> Assigned task: Every entry in the listing is to be reproduced exactly.

--- Records ---

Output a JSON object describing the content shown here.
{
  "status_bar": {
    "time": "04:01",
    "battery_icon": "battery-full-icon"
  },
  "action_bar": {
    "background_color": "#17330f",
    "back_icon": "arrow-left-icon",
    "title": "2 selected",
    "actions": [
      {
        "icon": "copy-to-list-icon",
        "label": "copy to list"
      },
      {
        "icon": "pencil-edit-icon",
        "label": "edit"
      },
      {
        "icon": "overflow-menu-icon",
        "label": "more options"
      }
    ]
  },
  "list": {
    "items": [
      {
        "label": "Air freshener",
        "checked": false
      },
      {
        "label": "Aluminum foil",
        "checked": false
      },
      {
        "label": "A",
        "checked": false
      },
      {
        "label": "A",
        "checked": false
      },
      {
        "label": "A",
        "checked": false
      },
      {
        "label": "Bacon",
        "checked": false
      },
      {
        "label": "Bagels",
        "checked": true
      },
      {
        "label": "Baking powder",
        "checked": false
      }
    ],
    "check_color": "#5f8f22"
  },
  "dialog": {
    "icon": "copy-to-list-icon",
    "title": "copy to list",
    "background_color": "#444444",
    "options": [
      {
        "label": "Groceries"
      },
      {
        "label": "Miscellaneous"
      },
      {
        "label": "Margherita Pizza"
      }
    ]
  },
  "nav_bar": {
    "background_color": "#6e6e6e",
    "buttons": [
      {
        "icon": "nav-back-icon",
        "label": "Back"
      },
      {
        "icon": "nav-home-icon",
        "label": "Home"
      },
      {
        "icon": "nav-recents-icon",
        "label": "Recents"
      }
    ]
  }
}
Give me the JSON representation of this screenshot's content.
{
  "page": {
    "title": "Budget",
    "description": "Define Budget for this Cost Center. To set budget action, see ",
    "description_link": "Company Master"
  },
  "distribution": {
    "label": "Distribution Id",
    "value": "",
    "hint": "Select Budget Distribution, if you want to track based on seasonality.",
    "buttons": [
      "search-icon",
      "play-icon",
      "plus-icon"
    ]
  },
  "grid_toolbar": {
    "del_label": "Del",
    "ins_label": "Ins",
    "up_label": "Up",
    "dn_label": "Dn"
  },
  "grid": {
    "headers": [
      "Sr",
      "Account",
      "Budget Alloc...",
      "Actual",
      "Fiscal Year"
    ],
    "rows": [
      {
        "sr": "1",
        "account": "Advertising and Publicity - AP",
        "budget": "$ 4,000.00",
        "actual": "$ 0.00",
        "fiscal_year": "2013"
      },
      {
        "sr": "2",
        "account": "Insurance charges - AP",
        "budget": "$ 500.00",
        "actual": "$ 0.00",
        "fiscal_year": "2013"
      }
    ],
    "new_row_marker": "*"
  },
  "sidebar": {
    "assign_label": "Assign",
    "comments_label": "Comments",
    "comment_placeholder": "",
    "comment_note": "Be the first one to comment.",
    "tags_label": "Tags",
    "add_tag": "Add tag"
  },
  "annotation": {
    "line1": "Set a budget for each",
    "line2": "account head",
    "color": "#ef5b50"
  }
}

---

> Written solution:
Output a JSON object describing the content shown here.
{
  "status_bar": {
    "time": "04:01",
    "battery_icon": "battery-full-icon"
  },
  "action_bar": {
    "background_color": "#17330f",
    "back_icon": "arrow-left-icon",
    "title": "2 selected",
    "actions": [
      {
        "icon": "copy-to-list-icon",
        "label": "copy to list"
      },
      {
        "icon": "pencil-edit-icon",
        "label": "edit"
      },
      {
        "icon": "overflow-menu-icon",
        "label": "more options"
      }
    ]
  },
  "list": {
    "items": [
      {
        "label": "Air freshener",
        "checked": false
      },
      {
        "label": "Aluminum foil",
        "checked": false
      },
      {
        "label": "A",
        "checked": false
      },
      {
        "label": "A",
        "checked": false
      },
      {
        "label": "A",
        "checked": false
      },
      {
        "label": "Bacon",
        "checked": false
      },
      {
        "label": "Bagels",
        "checked": true
      },
      {
        "label": "Baking powder",
        "checked": false
      }
    ],
    "check_color": "#5f8f22"
  },
  "dialog": {
    "icon": "copy-to-list-icon",
    "title": "copy to list",
    "background_color": "#444444",
    "options": [
      {
        "label": "Groceries"
      },
      {
        "label": "Miscellaneous"
      },
      {
        "label": "Margherita Pizza"
      }
    ]
  },
  "nav_bar": {
    "background_color": "#6e6e6e",
    "buttons": [
      {
        "icon": "nav-back-icon",
        "label": "Back"
      },
      {
        "icon": "nav-home-icon",
        "label": "Home"
      },
      {
        "icon": "nav-recents-icon",
        "label": "Recents"
      }
    ]
  }
}
Give me the JSON representation of this screenshot's content.
{
  "page": {
    "title": "Budget",
    "description": "Define Budget for this Cost Center. To set budget action, see ",
    "description_link": "Company Master"
  },
  "distribution": {
    "label": "Distribution Id",
    "value": "",
    "hint": "Select Budget Distribution, if you want to track based on seasonality.",
    "buttons": [
      "search-icon",
      "play-icon",
      "plus-icon"
    ]
  },
  "grid_toolbar": {
    "del_label": "Del",
    "ins_label": "Ins",
    "up_label": "Up",
    "dn_label": "Dn"
  },
  "grid": {
    "headers": [
      "Sr",
      "Account",
      "Budget Alloc...",
      "Actual",
      "Fiscal Year"
    ],
    "rows": [
      {
        "sr": "1",
        "account": "Advertising and Publicity - AP",
        "budget": "$ 4,000.00",
        "actual": "$ 0.00",
        "fiscal_year": "2013"
      },
      {
        "sr": "2",
        "account": "Insurance charges - AP",
        "budget": "$ 500.00",
        "actual": "$ 0.00",
        "fiscal_year": "2013"
      }
    ],
    "new_row_marker": "*"
  },
  "sidebar": {
    "assign_label": "Assign",
    "comments_label": "Comments",
    "comment_placeholder": "",
    "comment_note": "Be the first one to comment.",
    "tags_label": "Tags",
    "add_tag": "Add tag"
  },
  "annotation": {
    "line1": "Set a budget for each",
    "line2": "account head",
    "color": "#ef5b50"
  }
}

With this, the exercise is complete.